From the end of the lane, a footpath leads throughthe hanging woods to Culbone, the smallest complete church in England. Like Worthy, it is older than all records. Its patron saint accompanied Saint Dubricius when he floated over from Wales on his cloak. Part of the building is pre-Saxon, and contains an exquisite barred window cut out of a single stone. One of its two bells is the oldest in West Somerset, dating from the early 14th century. The chancel screen and the churchyard cross are the same age. There is a Norman arch through which the encompassing Woods beckon. The hamlet is so hidden that the sun only reaches it during  four months of the year. In 1760 a fair was held in the  churchyard, where there was dancing, skittle-playing, and much drinking of ale among the gravestones. From the church, bridletracks lead to the moorland farms of Eastcott, Broomstreet, Birchanger and Yearnor, names beloved of the hunting people who associate such long heather-scented days with them. 

The old saw declares that

‘To Culbone, Oare, and Stoke Pero, Parishes three, no parson’ll go.’

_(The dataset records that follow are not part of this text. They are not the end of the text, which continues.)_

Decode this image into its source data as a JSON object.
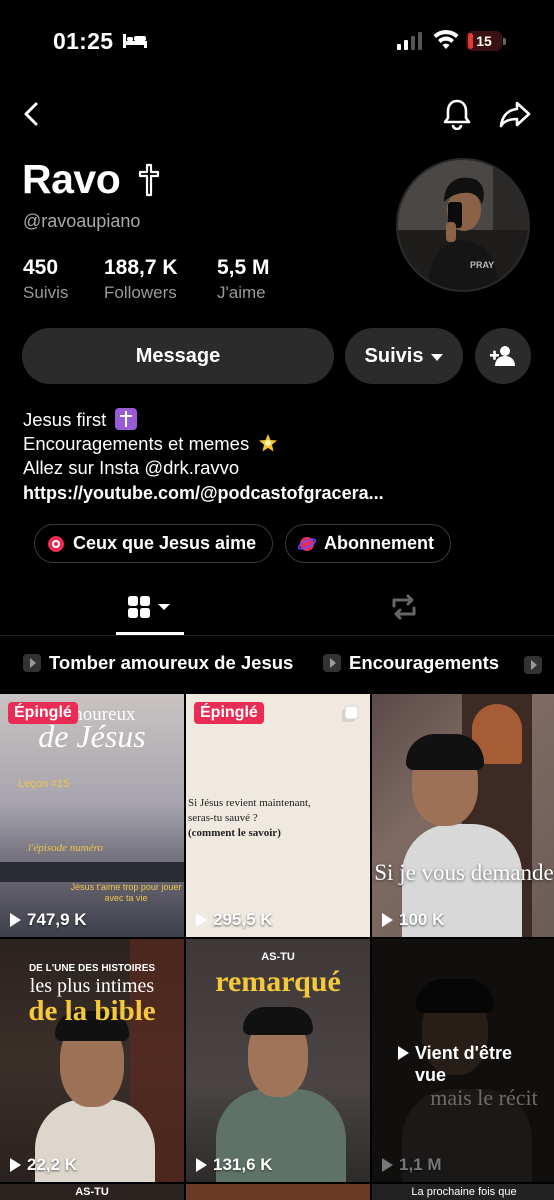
{
  "status": {
    "time": "01:25",
    "battery": "15",
    "battery_level_percent": 15
  },
  "profile": {
    "name": "Ravo",
    "handle": "@ravoaupiano",
    "stats": [
      {
        "value": "450",
        "label": "Suivis"
      },
      {
        "value": "188,7 K",
        "label": "Followers"
      },
      {
        "value": "5,5 M",
        "label": "J'aime"
      }
    ]
  },
  "actions": {
    "message": "Message",
    "follow": "Suivis"
  },
  "bio": {
    "line1": "Jesus first",
    "line2": "Encouragements et memes",
    "line3": "Allez sur Insta @drk.ravvo",
    "link": "https://youtube.com/@podcastofgracera..."
  },
  "chips": [
    {
      "label": "Ceux que Jesus aime"
    },
    {
      "label": "Abonnement"
    }
  ],
  "playlists": [
    {
      "label": "Tomber amoureux de Jesus"
    },
    {
      "label": "Encouragements"
    }
  ],
  "videos": [
    {
      "pinned": "Épinglé",
      "views": "747,9 K",
      "title_top": "er amoureux",
      "title_main": "de Jésus",
      "lesson": "Leçon #15",
      "episode": "l'épisode numéro",
      "caption": "Jésus t'aime trop pour jouer avec ta vie"
    },
    {
      "pinned": "Épinglé",
      "views": "295,5 K",
      "text1": "Si Jésus revient maintenant,",
      "text2": "seras-tu sauvé ?",
      "text3": "(comment le savoir)"
    },
    {
      "views": "100 K",
      "caption": "Si je vous demande"
    },
    {
      "views": "22,2 K",
      "top": "DE L'UNE DES HISTOIRES",
      "mid": "les plus intimes",
      "main": "de la bible"
    },
    {
      "views": "131,6 K",
      "top": "AS-TU",
      "main": "remarqué"
    },
    {
      "views": "1,1 M",
      "watched": "Vient d'être vue",
      "caption": "mais le récit"
    }
  ],
  "bottom_row": {
    "left": "AS-TU",
    "right": "La prochaine fois que"
  },
  "colors": {
    "pinned": "#ea2c55",
    "button": "#2b2b2b",
    "battery": "#e23a3a"
  }
}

on account of their remoteness, and the long distances between the sparse homesteads. The old mill at Yearnor has disappeared. There used to be a saying   that if Porlock heard Yearnor Mill the weather would be fine; if they heard Horner Mill (on the east) , it  portended rain.  

Strings of laden pack-ponies could patter inland   unobserved through the woods, and a. certain farmer of  Culbone used to work the land end of the smuggling from there. He showed a light on a, secluded beach and Frenchmen landed in boats the contraban he sold afterwards at Barnstaple. One night an Excise man rode up and arrested him brandishing a loaded musket. The Frenchmen knocked it out of his hand with an oar, hauled the farmer into their vessel and sailed with him down the channel. He landed at Ilfracombe and walked home later.